A £1m contribution has been made by Nottinghamshire County Council to the new National Civil War Centre and museum to be built on Appletongate, Newark.
Mr Roger Jackson, Newark and Sherwood District Council’s cabinet member for leisure services, said: “The county council has always been interested in the museum project and has recognised the benefit it will bring to the whole county.”
A £3.2m Heritage Lottery grant has already been awarded towards the cost of the £5.4m project. Applications are being made to grant funding bodies to help meet the rest.
Tenders will be sought next month and are due to be awarded in June.
Building work should be completed by September, 2014, and it is anticipated that the museum will open on December 14, 2014.
The project will use the grade II listed Old Magnus buildings, including the Tudor Hall. They were used as a grammar school until 1922 when the site was sold to Newark Borough Council for a museum and education offices. They have been empty since 2005.
The single-storey museum building will be transformed into a National Civil War Centre (1642-1646) telling the story of how Newark residents coped as the Royalist town came under siege from the Parliamentarians.
Project manager Mrs Bryony Robins said: “We have a collection of our own but will also be loaning items from other museums. We hope the centre will become a springboard to other places where there is a focus on the Civil War.”
The Tudor Hall will be restored and left as an historic space that can be used for events such as concerts, theatre productions and weddings.
A mezzanine level will be installed where there will be a meeting room.

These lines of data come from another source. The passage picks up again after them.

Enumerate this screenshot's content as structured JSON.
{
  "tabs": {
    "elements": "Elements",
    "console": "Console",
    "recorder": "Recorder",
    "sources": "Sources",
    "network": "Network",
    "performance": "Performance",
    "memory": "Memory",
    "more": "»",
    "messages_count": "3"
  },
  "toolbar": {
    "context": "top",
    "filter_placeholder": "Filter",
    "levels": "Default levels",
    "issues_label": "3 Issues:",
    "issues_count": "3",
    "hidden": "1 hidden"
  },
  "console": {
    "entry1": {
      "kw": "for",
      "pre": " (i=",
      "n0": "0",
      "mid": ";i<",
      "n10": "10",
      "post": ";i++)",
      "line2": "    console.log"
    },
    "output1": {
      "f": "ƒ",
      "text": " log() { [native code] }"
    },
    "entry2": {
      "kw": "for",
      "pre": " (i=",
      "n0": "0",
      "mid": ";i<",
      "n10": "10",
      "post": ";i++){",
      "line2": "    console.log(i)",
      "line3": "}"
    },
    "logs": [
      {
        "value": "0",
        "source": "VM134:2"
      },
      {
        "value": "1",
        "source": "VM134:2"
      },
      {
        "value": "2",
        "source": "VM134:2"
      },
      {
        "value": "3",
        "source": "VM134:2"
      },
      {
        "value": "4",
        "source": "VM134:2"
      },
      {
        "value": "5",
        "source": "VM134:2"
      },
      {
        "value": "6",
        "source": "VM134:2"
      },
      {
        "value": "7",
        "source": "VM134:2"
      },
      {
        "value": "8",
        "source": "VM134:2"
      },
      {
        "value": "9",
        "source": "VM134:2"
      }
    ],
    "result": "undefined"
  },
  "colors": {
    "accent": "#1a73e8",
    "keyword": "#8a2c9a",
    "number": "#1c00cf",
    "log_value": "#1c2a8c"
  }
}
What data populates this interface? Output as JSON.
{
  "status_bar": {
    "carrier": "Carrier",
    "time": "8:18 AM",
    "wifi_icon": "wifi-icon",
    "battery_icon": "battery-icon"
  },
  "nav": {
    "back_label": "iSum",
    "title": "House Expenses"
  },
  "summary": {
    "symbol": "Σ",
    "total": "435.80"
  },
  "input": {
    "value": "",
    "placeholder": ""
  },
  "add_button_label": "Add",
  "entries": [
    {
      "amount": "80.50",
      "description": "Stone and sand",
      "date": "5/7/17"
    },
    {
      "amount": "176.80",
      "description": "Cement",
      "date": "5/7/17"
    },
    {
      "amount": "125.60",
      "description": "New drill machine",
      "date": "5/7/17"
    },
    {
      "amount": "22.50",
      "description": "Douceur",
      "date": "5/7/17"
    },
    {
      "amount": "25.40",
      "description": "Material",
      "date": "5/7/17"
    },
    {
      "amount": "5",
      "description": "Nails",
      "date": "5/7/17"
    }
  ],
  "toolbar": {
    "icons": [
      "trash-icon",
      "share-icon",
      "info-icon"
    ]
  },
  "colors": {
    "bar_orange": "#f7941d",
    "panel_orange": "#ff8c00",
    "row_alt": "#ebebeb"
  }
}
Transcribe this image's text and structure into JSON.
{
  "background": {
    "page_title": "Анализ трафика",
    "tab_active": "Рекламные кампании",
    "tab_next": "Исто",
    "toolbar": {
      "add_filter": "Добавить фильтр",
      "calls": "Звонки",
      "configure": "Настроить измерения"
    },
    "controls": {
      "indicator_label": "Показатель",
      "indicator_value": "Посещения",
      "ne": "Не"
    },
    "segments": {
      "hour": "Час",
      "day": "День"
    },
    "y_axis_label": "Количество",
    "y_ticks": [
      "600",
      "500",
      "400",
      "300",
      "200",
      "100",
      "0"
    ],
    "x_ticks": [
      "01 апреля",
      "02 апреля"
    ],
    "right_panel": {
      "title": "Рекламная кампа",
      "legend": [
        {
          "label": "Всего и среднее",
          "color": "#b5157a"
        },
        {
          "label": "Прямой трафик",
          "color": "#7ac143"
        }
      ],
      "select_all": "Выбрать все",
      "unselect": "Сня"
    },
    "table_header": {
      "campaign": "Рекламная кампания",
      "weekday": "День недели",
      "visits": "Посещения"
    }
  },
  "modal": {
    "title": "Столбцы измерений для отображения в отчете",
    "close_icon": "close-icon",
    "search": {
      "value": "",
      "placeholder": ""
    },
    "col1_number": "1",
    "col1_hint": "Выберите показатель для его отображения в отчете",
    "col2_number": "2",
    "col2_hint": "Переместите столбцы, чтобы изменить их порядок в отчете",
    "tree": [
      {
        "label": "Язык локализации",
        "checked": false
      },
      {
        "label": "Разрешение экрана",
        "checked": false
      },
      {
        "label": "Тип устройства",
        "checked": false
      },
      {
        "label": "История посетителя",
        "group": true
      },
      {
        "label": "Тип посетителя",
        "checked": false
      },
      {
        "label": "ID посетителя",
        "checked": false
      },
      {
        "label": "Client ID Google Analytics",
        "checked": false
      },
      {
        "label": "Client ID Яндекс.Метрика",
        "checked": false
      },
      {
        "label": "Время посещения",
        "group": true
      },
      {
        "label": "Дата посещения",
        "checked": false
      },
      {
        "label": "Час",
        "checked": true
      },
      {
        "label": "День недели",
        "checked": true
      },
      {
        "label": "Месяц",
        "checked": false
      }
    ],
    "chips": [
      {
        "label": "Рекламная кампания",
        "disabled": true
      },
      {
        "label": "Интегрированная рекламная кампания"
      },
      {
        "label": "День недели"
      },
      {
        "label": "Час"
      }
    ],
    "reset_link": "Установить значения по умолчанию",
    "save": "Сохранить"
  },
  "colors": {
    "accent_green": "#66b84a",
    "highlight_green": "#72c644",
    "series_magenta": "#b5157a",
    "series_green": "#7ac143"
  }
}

Two galleries have been allocated to tell the Newark story from prehistoric times to the present, which will mean a return of some of the items formerly in the Appletongate and Millgate museums.

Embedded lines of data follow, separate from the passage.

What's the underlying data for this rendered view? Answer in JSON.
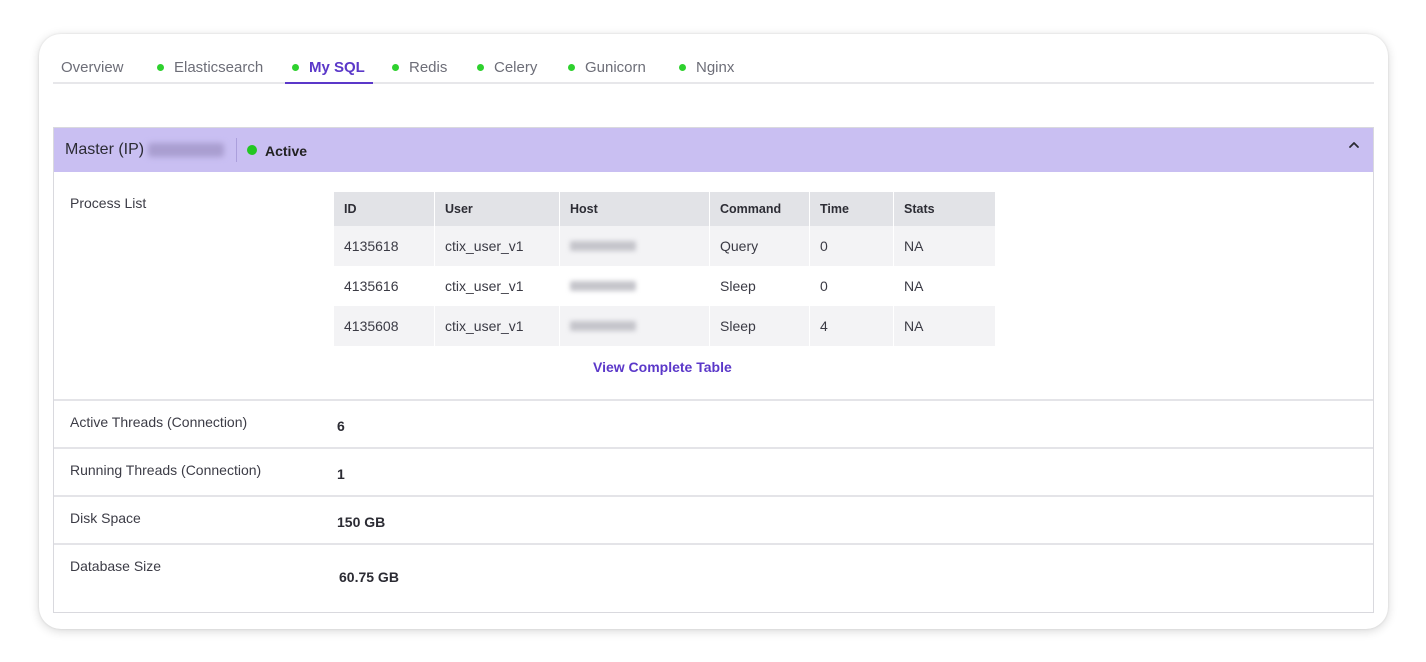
{
  "tabs": [
    {
      "label": "Overview",
      "has_status": false,
      "active": false
    },
    {
      "label": "Elasticsearch",
      "has_status": true,
      "active": false
    },
    {
      "label": "My SQL",
      "has_status": true,
      "active": true
    },
    {
      "label": "Redis",
      "has_status": true,
      "active": false
    },
    {
      "label": "Celery",
      "has_status": true,
      "active": false
    },
    {
      "label": "Gunicorn",
      "has_status": true,
      "active": false
    },
    {
      "label": "Nginx",
      "has_status": true,
      "active": false
    }
  ],
  "section": {
    "title": "Master (IP)",
    "status": "Active",
    "status_color": "#22c722",
    "header_color": "#c9bff2",
    "collapse_icon": "chevron-up-icon"
  },
  "process_list": {
    "label": "Process List",
    "columns": [
      "ID",
      "User",
      "Host",
      "Command",
      "Time",
      "Stats"
    ],
    "rows": [
      {
        "id": "4135618",
        "user": "ctix_user_v1",
        "command": "Query",
        "time": "0",
        "stats": "NA"
      },
      {
        "id": "4135616",
        "user": "ctix_user_v1",
        "command": "Sleep",
        "time": "0",
        "stats": "NA"
      },
      {
        "id": "4135608",
        "user": "ctix_user_v1",
        "command": "Sleep",
        "time": "4",
        "stats": "NA"
      }
    ],
    "view_link": "View Complete Table"
  },
  "metrics": [
    {
      "label": "Active Threads (Connection)",
      "value": "6"
    },
    {
      "label": "Running Threads (Connection)",
      "value": "1"
    },
    {
      "label": "Disk Space",
      "value": "150 GB"
    },
    {
      "label": "Database Size",
      "value": "60.75 GB"
    }
  ],
  "colors": {
    "accent": "#5b38c9",
    "status_green": "#2ed12e"
  }
}
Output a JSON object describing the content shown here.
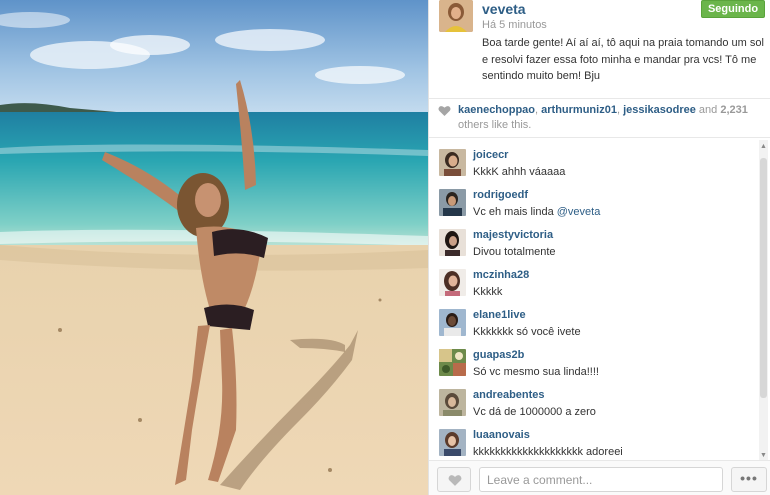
{
  "post": {
    "username": "veveta",
    "time": "Há 5 minutos",
    "follow_label": "Seguindo",
    "caption": "Boa tarde gente! Aí aí aí, tô aqui na praia tomando um sol e resolvi fazer essa foto minha e mandar pra vcs! Tô me sentindo muito bem! Bju"
  },
  "likes": {
    "users": [
      "kaenechoppao",
      "arthurmuniz01",
      "jessikasodree"
    ],
    "sep": ", ",
    "and": " and ",
    "count": "2,231",
    "suffix": " others like this."
  },
  "comments": [
    {
      "user": "joicecr",
      "text": "KkkK ahhh váaaaa",
      "mention": ""
    },
    {
      "user": "rodrigoedf",
      "text": "Vc eh mais linda ",
      "mention": "@veveta"
    },
    {
      "user": "majestyvictoria",
      "text": "Divou totalmente",
      "mention": ""
    },
    {
      "user": "mczinha28",
      "text": "Kkkkk",
      "mention": ""
    },
    {
      "user": "elane1live",
      "text": "Kkkkkkk só você ivete",
      "mention": ""
    },
    {
      "user": "guapas2b",
      "text": "Só vc mesmo sua linda!!!!",
      "mention": ""
    },
    {
      "user": "andreabentes",
      "text": "Vc dá de 1000000 a zero",
      "mention": ""
    },
    {
      "user": "luaanovais",
      "text": "kkkkkkkkkkkkkkkkkkkk adoreei",
      "mention": ""
    }
  ],
  "footer": {
    "comment_placeholder": "Leave a comment...",
    "more_label": "•••"
  },
  "colors": {
    "link": "#2e5e86",
    "follow_green": "#6bb54b"
  }
}
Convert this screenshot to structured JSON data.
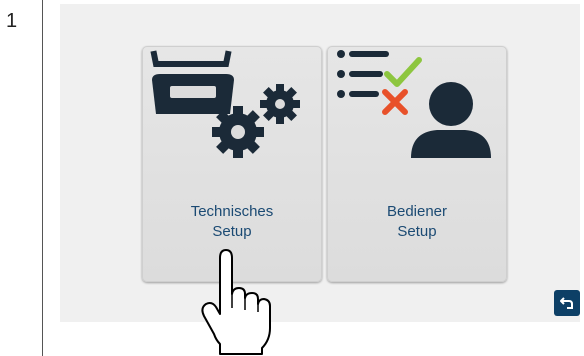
{
  "step": {
    "number": "1"
  },
  "tiles": [
    {
      "id": "technical-setup",
      "label_line1": "Technisches",
      "label_line2": "Setup",
      "icon": "scale-gears-icon"
    },
    {
      "id": "operator-setup",
      "label_line1": "Bediener",
      "label_line2": "Setup",
      "icon": "user-checklist-icon"
    }
  ],
  "back_button": {
    "icon": "back-arrow-icon"
  },
  "pointer": {
    "icon": "pointing-hand-icon"
  },
  "colors": {
    "icon_dark": "#1b2a38",
    "label_blue": "#1b4a73",
    "check_green": "#8dc63f",
    "cross_orange": "#e8512a",
    "back_button_bg": "#0d3f66"
  }
}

One of the rooms will be used to display the Newark Torc, an Iron Age necklace found by Newark resident Mr Maurice Richardson with a metal detector. It is currently on loan to the British Museum.
Mrs Robins said there would be extra security to ensure the safety of the torc and other items.
A new glass-fronted building will be built to the left of the main building on a driveway between the museum and the Palace Theatre, which will be used as the entrance, with access to a lift for up to 14 people.
The top floor of the museum will be available for gallery space.
The Old Magnus Buildings will be open for public guided tours a week on Saturday ahead of its transformation.
Places must be booked on 01636 655733 or by emailing [email protected]